Parisian Fields is the blog of two Toronto writers who love Paris. When we can't be there, we can write about it. We're interested in everything from its history and architecture to its graffiti and street furniture. We welcome comments, suggestions, corrections, and musings from all readers.
This entry was posted in Paris gardens, Paris history, Paris parks, Paris postcards, Paris streets and tagged , , , , , , , , , , , , , , . Bookmark the permalink.

14 Responses to A bird lover’s guide to Paris

  1. Jackie says:

    I’m a bird lover too. Thank you for the wonderful pictures and the history lesson too.

  2. Paris without pigeons – incroyable! I throughly enjoyed this column. It brings to mind a photo I took in the Jardin du Luxembourg where there is a statue of a very proud looking lion and what seems unbeknownst to him is a common pigeon perched on his very regal head. There is a metaphor there.

    Many thanks,

    Wayne Peterson

  3. Pingback: Parisian Pigeons May Be a Plague to Some but They Once Saved the Capital from Prussians | FrenchNewsOnline

  4. Kenneth Edwin Vogstad says:

    Thank you for the update on these pigeon houses, here it was I thought that they were put up to give the poor birds a chance to have a quiet home for their young to grow up in it is actually a murder station–keeping the parents occupied with laying eggs to no avail. I am disappointed because pigeons to fulfil the job of cleaning up our crumbs!
    I always look forward to what you have to tell us, thank you for your wonderful work!!

    • I imagine the word gets out in the pigeon world: “See those big houses? They look great, but don’t be fooled. You’re better off building a nest on the rooftops.” Pigeons are pretty intelligent!

  5. Alan Cowperthwaite says:

    You can usually count on seeing a heron or two at Bercy Village and in some parks. On the Canal St Martin there are always cormorants striking heraldic poses in winter, and perching in the trees at Lavillette

  6. Adam says:

    I was a Young Ornithologist, and a fascination with birds has stuck with me. I don’t actively go bird watching in the city today, but there are some nice surprises sometimes – a flock of noisy long-tailed tits on the Passy hill, and peregrine falcons screeching around some of the city’s churches.
    Thanks for the book reference – I’m going to buy a copy!

    • I gather that birds that traditionally nest in cliffs (like falcons) love cities because they have all kinds of breeding places that feel like cliffs. We have them here in Toronto, too.

  7. Dad says:

    Another good place to see birds is the Jardin des Plantes, especially the wooded corner called the Labyrinth. On a morning visit I saw lots of birds new to me, so I bought a book to identify them.
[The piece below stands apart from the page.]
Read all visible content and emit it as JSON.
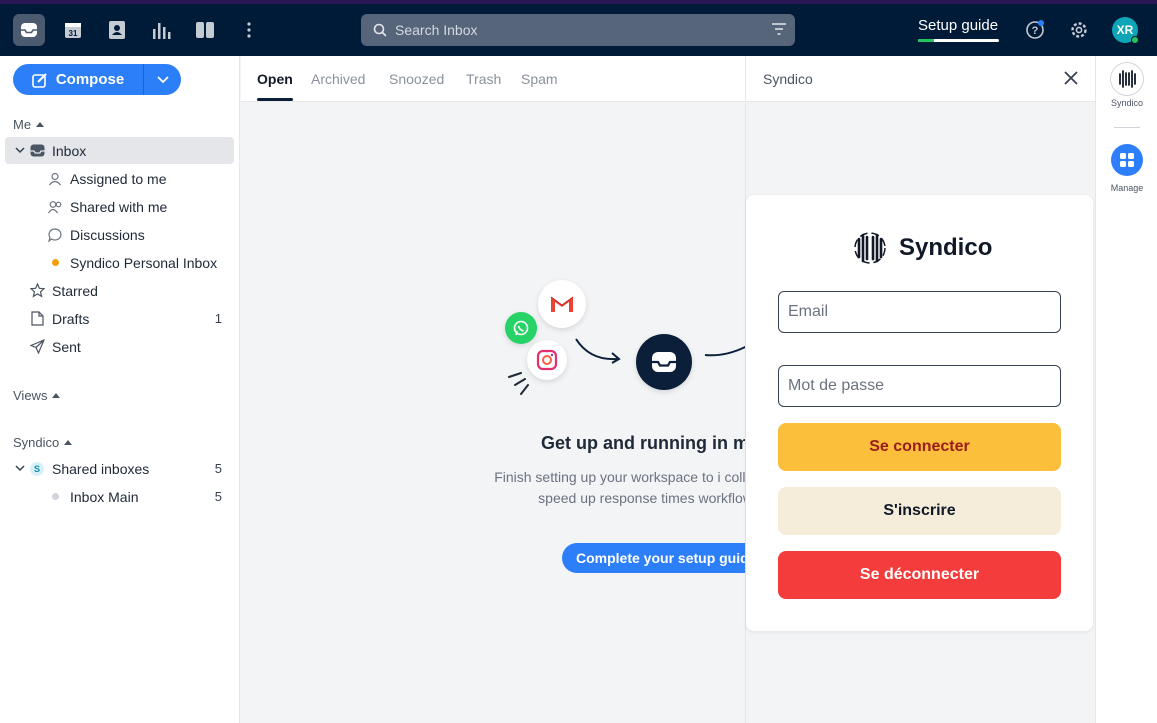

They included Swifts, Greenfinches, Great Tits, Robins, Song Thrushes, Eurasian Jays, and Common Blackbirds, which have surprisingly pretty songs.
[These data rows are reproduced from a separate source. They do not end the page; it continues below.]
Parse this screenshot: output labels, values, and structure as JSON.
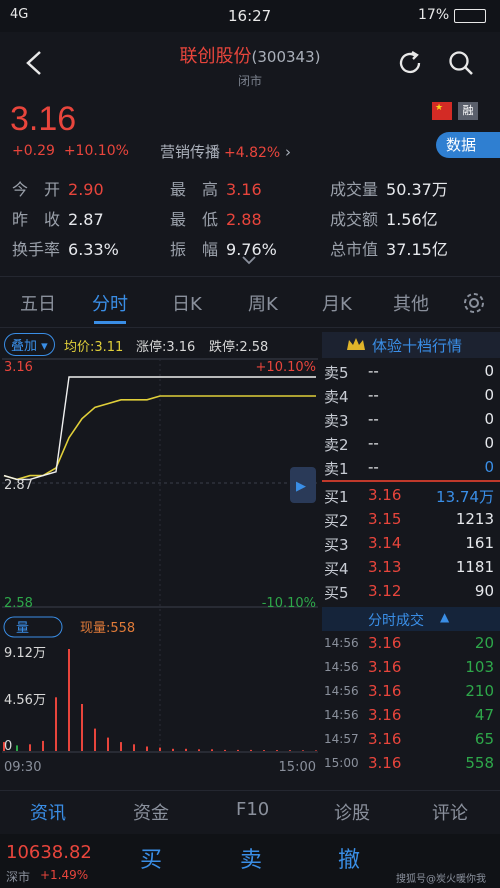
{
  "status": {
    "signal": "4G",
    "time": "16:27",
    "battery": "17%"
  },
  "header": {
    "title": "联创股份",
    "code": "(300343)",
    "subtitle": "闭市"
  },
  "quote": {
    "price": "3.16",
    "change": "+0.29",
    "change_pct": "+10.10%",
    "sector": "营销传播",
    "sector_pct": "+4.82%",
    "data_button": "数据"
  },
  "stats": [
    {
      "label": "今　开",
      "value": "2.90",
      "color": "red"
    },
    {
      "label": "最　高",
      "value": "3.16",
      "color": "red"
    },
    {
      "label": "成交量",
      "value": "50.37万",
      "color": "white"
    },
    {
      "label": "昨　收",
      "value": "2.87",
      "color": "white"
    },
    {
      "label": "最　低",
      "value": "2.88",
      "color": "red"
    },
    {
      "label": "成交额",
      "value": "1.56亿",
      "color": "white"
    },
    {
      "label": "换手率",
      "value": "6.33%",
      "color": "white"
    },
    {
      "label": "振　幅",
      "value": "9.76%",
      "color": "white"
    },
    {
      "label": "总市值",
      "value": "37.15亿",
      "color": "white"
    }
  ],
  "tabs": [
    "五日",
    "分时",
    "日K",
    "周K",
    "月K",
    "其他"
  ],
  "chart_header": {
    "overlay": "叠加",
    "avg": "均价:3.11",
    "limit_up": "涨停:3.16",
    "limit_down": "跌停:2.58"
  },
  "chart_data": {
    "type": "line",
    "price_axis": {
      "top": "3.16",
      "mid": "2.87",
      "bottom": "2.58",
      "top_pct": "+10.10%",
      "bottom_pct": "-10.10%",
      "ylim": [
        2.58,
        3.16
      ],
      "prev_close": 2.87
    },
    "volume_axis": {
      "label": "量",
      "current": "现量:558",
      "top": "9.12万",
      "mid": "4.56万",
      "bottom": "0",
      "ylim": [
        0,
        91200
      ]
    },
    "x_labels": [
      "09:30",
      "15:00"
    ],
    "price": [
      2.9,
      2.89,
      2.89,
      2.9,
      2.91,
      3.16,
      3.16,
      3.16,
      3.16,
      3.16,
      3.16,
      3.16,
      3.16,
      3.16,
      3.16,
      3.16,
      3.16,
      3.16,
      3.16,
      3.16,
      3.16,
      3.16,
      3.16,
      3.16,
      3.16
    ],
    "avg": [
      2.9,
      2.89,
      2.9,
      2.9,
      2.92,
      3.0,
      3.05,
      3.08,
      3.09,
      3.1,
      3.1,
      3.1,
      3.11,
      3.11,
      3.11,
      3.11,
      3.11,
      3.11,
      3.11,
      3.11,
      3.11,
      3.11,
      3.11,
      3.11,
      3.11
    ],
    "volume": [
      8000,
      5000,
      6000,
      9000,
      48000,
      91200,
      42000,
      20000,
      12000,
      8000,
      6000,
      4000,
      3000,
      2000,
      2000,
      1500,
      1500,
      1000,
      1000,
      1000,
      800,
      800,
      700,
      600,
      558
    ]
  },
  "orderbook": {
    "title": "体验十档行情",
    "asks": [
      {
        "label": "卖5",
        "price": "--",
        "vol": "0"
      },
      {
        "label": "卖4",
        "price": "--",
        "vol": "0"
      },
      {
        "label": "卖3",
        "price": "--",
        "vol": "0"
      },
      {
        "label": "卖2",
        "price": "--",
        "vol": "0"
      },
      {
        "label": "卖1",
        "price": "--",
        "vol": "0"
      }
    ],
    "bids": [
      {
        "label": "买1",
        "price": "3.16",
        "vol": "13.74万"
      },
      {
        "label": "买2",
        "price": "3.15",
        "vol": "1213"
      },
      {
        "label": "买3",
        "price": "3.14",
        "vol": "161"
      },
      {
        "label": "买4",
        "price": "3.13",
        "vol": "1181"
      },
      {
        "label": "买5",
        "price": "3.12",
        "vol": "90"
      }
    ]
  },
  "ticks": {
    "title": "分时成交",
    "rows": [
      {
        "time": "14:56",
        "price": "3.16",
        "vol": "20"
      },
      {
        "time": "14:56",
        "price": "3.16",
        "vol": "103"
      },
      {
        "time": "14:56",
        "price": "3.16",
        "vol": "210"
      },
      {
        "time": "14:56",
        "price": "3.16",
        "vol": "47"
      },
      {
        "time": "14:57",
        "price": "3.16",
        "vol": "65"
      },
      {
        "time": "15:00",
        "price": "3.16",
        "vol": "558"
      }
    ]
  },
  "bottom_nav": [
    "资讯",
    "资金",
    "F10",
    "诊股",
    "评论"
  ],
  "bottom_bar": {
    "index_value": "10638.82",
    "index_name": "深市",
    "index_pct": "+1.49%",
    "buy": "买",
    "sell": "卖",
    "cancel": "撤",
    "footer": "搜狐号@炭火暖你我"
  },
  "colors": {
    "up": "#e8453c",
    "down": "#2ea84a",
    "accent": "#3a8ee6",
    "avg_line": "#e0cf3a",
    "bg": "#15171d"
  }
}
  8. Jessica Morton says:

    What a delightful blog! Thank you. And I’ll be revisiting Paris this Spring with my husband – can someone suggest a compact guide to either the birds of Paris or of Île de France, please? I’ve looked online & found Les Oiseaux d’Île de France, but am not sure if it has photos? I love my Collins for Europe – but want something more specific to the region. Thanks for any help.

Leave a Reply

Fill in your details below or click an icon to log in:

WordPress.com Logo

You are commenting using your WordPress.com account. Log Out / Change )

Twitter picture

You are commenting using your Twitter account. Log Out / Change )

Facebook photo

You are commenting using your Facebook account. Log Out / Change )

Google+ photo

You are commenting using your Google+ account. Log Out / Change )

Connecting to %s